**DIRECTIONS**
Needed from the entries below: every line that holds the word "icon".

**INFORMATION**

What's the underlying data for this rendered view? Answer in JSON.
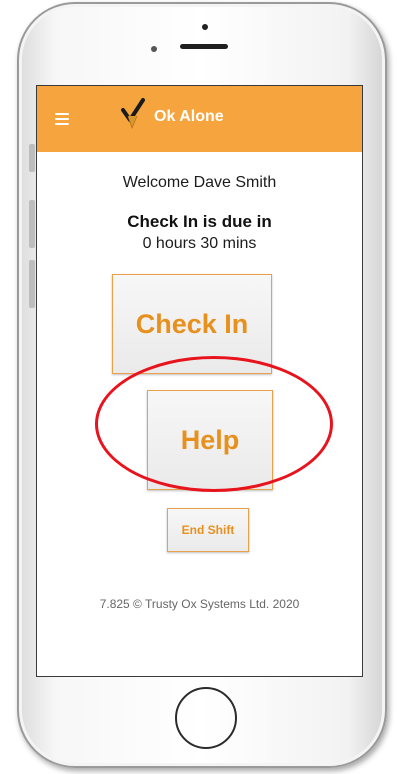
{
  "app": {
    "title": "Ok Alone",
    "brand_color": "#f6a43d",
    "accent_color": "#e8901d"
  },
  "header": {
    "menu_icon": "hamburger-menu-icon",
    "logo_icon": "checkmark-logo-icon"
  },
  "main": {
    "welcome_text": "Welcome Dave Smith",
    "due_label": "Check In is due in",
    "due_value": "0 hours 30 mins",
    "check_in_label": "Check In",
    "help_label": "Help",
    "end_shift_label": "End Shift"
  },
  "footer": {
    "version_text": "7.825 © Trusty Ox Systems Ltd. 2020"
  },
  "annotation": {
    "color": "#e8141d"
  }
}
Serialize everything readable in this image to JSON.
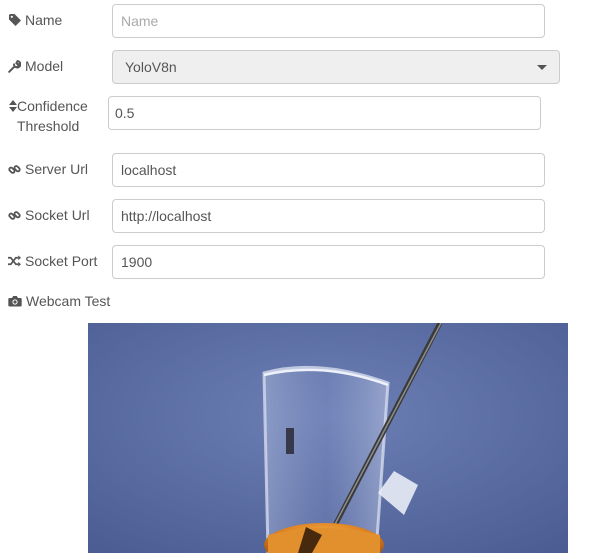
{
  "form": {
    "name": {
      "label": "Name",
      "placeholder": "Name",
      "value": "",
      "icon": "tag-icon"
    },
    "model": {
      "label": "Model",
      "value": "YoloV8n",
      "icon": "wrench-icon"
    },
    "confidence": {
      "label": "Confidence Threshold",
      "value": "0.5",
      "icon": "sort-icon"
    },
    "server_url": {
      "label": "Server Url",
      "value": "localhost",
      "icon": "link-icon"
    },
    "socket_url": {
      "label": "Socket Url",
      "value": "http://localhost",
      "icon": "link-icon"
    },
    "socket_port": {
      "label": "Socket Port",
      "value": "1900",
      "icon": "random-icon"
    }
  },
  "webcam": {
    "label": "Webcam Test",
    "icon": "camera-icon"
  },
  "colors": {
    "text": "#555555",
    "border": "#cccccc",
    "select_bg": "#efefef",
    "placeholder": "#aaaaaa"
  }
}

**EXERCISE SOLUTION**
    "menu_icon": "hamburger-menu-icon",
    "logo_icon": "checkmark-logo-icon"
      "icon": "tag-icon"
      "icon": "wrench-icon"
      "icon": "sort-icon"
      "icon": "link-icon"
      "icon": "link-icon"
      "icon": "random-icon"
    "icon": "camera-icon"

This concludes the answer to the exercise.